As to lack of ability to differentiate between retinal arterioles and venules I must agree that the difference should be apparent to anyone with 6/60 in this case.

What I find noteworthy however is the degree of retinal atheroma in these images which has passed without comment. The non-surgical reversal of such atheroma by nutritional prophylactic cardioretinometry (NPCRet) is not difficult. I should also anticipate some improvements and restoration of the lumen in such cases with NPCRet.

In my letter of 23rd July I redefined scurvy as "Any state in which supplementary vitamin C improves the pericorneal vasculature." and this has passed without challenge. I should hasten to add that because scurvy exists in two forms, ephemeral and - more difficult to spot - chronic subclinical, this definition only applies to the most obvious which is the ephemeral form. Approximately ninety free radical diseases are now thought to be rooted in Chronic Subclinical Scurvy although Denham Harman, whose modesty is inversely proportional to the importance of his so fundamental free radical theory, never made a great point of this after fathering the Free Radical Theory of Aging and Disease an astonishing fifty years ago this month. Indeed, that he is still waiting for a Nobel Prize is most curious.
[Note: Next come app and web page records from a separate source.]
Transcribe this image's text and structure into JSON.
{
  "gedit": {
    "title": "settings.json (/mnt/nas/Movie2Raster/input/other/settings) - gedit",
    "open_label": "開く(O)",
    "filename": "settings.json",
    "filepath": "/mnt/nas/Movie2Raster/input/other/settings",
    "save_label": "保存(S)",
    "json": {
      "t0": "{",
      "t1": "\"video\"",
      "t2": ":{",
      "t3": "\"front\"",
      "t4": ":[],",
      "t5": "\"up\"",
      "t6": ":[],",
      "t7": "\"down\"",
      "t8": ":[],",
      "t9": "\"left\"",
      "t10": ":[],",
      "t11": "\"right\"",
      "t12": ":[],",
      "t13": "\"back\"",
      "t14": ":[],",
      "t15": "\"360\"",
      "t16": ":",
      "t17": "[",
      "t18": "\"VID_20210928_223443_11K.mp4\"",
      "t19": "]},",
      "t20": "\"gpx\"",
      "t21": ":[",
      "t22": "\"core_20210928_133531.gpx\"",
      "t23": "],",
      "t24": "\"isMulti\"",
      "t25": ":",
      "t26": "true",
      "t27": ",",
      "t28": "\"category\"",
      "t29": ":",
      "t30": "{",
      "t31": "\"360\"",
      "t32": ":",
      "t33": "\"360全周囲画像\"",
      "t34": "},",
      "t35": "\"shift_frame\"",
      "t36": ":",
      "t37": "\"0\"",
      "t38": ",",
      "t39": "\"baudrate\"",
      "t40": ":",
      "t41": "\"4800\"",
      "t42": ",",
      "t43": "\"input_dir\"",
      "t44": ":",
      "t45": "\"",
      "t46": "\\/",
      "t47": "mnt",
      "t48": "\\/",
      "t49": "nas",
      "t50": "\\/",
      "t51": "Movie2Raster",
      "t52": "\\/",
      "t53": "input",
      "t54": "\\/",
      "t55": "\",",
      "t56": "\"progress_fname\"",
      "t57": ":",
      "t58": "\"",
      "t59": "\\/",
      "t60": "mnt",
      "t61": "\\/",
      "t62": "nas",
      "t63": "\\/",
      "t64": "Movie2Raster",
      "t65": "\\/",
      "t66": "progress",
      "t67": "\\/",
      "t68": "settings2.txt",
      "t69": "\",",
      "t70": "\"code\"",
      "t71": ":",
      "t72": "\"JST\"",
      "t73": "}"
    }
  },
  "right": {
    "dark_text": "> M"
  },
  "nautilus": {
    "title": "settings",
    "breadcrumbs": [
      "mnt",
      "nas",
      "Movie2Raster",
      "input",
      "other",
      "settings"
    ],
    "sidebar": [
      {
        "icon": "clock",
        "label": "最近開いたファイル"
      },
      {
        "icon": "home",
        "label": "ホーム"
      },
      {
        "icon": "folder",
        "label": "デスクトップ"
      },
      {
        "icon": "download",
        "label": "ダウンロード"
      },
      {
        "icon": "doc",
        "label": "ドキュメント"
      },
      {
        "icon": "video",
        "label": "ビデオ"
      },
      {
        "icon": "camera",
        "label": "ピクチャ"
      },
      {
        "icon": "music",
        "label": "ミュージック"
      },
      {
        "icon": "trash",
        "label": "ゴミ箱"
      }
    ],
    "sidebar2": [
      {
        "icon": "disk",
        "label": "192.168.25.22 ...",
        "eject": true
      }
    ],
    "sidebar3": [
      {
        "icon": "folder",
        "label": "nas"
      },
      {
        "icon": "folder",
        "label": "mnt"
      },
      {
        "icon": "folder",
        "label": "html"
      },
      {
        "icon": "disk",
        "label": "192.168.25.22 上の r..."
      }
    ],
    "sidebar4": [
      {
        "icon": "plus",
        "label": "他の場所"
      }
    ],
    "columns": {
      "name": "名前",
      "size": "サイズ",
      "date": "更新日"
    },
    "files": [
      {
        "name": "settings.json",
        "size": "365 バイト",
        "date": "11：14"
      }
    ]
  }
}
Because it is so difficult to diagnose, chronic subclinical scurvy is perhaps, best defined as "That state in which retinal atheroma can be proven by sequential imaging to be improved by Nutritional Prophylactic CardioRetinometry (NPCRet)."

I have not carried out any serious veterinary ophthalmological research but would welcome comments on the relative state of the retinal vessels in animals that, perhaps, like the goat, are said to produce up to 100 grams of vitamin C endogenously/day. I doubt there is any cholesterol visible in their arteries until they become old and feeble. The mouse eye is frustratingly small as a model that, tantalisingly, produces up to 20 grams/day in 70Kg terms. This animal would be interesting for it produces so much ascorbate as to be immune to the Sterne strain of respiratory anthrax.

As I stated in July; Chronic Unbalanced Circadian Atheroma is advanced as the principal aetiological factor in coronary heart disease. It is diagnosable from the retinal atheroma and any subject in the Wong presentation to whom the fundii belong, would be very suitable for NPCRet in its therapeutic form. Such cases (and I have many hundreds of such images) often belong to people with low to normal cholesterol levels for whom statins are irrelevant. Sadly, my invitations to their medical practitioners to cooperate in NPCRet are largely ignored.

Competing interests: AntiCoronary Clinics (UK) Ltd

 


Home

Help

Search

Archive

Feedback

BMJOnline access for your BMJ subscription
2005 BMJ Publishing Group Ltd